Instructions to follow: Below are the records; restate all of them exactly.

(Dataset rows for apps and sites)

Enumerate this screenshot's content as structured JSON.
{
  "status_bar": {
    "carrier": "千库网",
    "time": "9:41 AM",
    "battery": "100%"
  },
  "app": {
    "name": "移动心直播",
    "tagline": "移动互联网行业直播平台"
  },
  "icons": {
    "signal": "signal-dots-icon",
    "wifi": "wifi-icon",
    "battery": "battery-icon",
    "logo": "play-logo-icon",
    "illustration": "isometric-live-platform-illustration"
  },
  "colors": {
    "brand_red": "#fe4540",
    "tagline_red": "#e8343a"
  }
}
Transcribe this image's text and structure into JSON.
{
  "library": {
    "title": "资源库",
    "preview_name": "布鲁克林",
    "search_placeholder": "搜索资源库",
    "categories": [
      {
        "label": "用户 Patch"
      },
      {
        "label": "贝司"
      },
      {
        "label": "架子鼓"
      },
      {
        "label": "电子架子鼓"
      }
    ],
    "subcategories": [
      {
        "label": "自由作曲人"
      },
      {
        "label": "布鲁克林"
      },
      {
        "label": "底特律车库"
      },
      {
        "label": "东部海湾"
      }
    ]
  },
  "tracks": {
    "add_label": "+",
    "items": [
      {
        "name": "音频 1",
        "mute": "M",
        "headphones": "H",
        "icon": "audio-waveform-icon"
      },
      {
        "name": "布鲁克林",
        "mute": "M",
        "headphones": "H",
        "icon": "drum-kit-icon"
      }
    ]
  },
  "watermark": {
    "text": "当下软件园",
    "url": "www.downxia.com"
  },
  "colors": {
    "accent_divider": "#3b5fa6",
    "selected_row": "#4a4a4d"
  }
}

Reply:
Enumerate this screenshot's content as structured JSON.
{
  "status_bar": {
    "carrier": "千库网",
    "time": "9:41 AM",
    "battery": "100%"
  },
  "app": {
    "name": "移动心直播",
    "tagline": "移动互联网行业直播平台"
  },
  "icons": {
    "signal": "signal-dots-icon",
    "wifi": "wifi-icon",
    "battery": "battery-icon",
    "logo": "play-logo-icon",
    "illustration": "isometric-live-platform-illustration"
  },
  "colors": {
    "brand_red": "#fe4540",
    "tagline_red": "#e8343a"
  }
}
Transcribe this image's text and structure into JSON.
{
  "library": {
    "title": "资源库",
    "preview_name": "布鲁克林",
    "search_placeholder": "搜索资源库",
    "categories": [
      {
        "label": "用户 Patch"
      },
      {
        "label": "贝司"
      },
      {
        "label": "架子鼓"
      },
      {
        "label": "电子架子鼓"
      }
    ],
    "subcategories": [
      {
        "label": "自由作曲人"
      },
      {
        "label": "布鲁克林"
      },
      {
        "label": "底特律车库"
      },
      {
        "label": "东部海湾"
      }
    ]
  },
  "tracks": {
    "add_label": "+",
    "items": [
      {
        "name": "音频 1",
        "mute": "M",
        "headphones": "H",
        "icon": "audio-waveform-icon"
      },
      {
        "name": "布鲁克林",
        "mute": "M",
        "headphones": "H",
        "icon": "drum-kit-icon"
      }
    ]
  },
  "watermark": {
    "text": "当下软件园",
    "url": "www.downxia.com"
  },
  "colors": {
    "accent_divider": "#3b5fa6",
    "selected_row": "#4a4a4d"
  }
}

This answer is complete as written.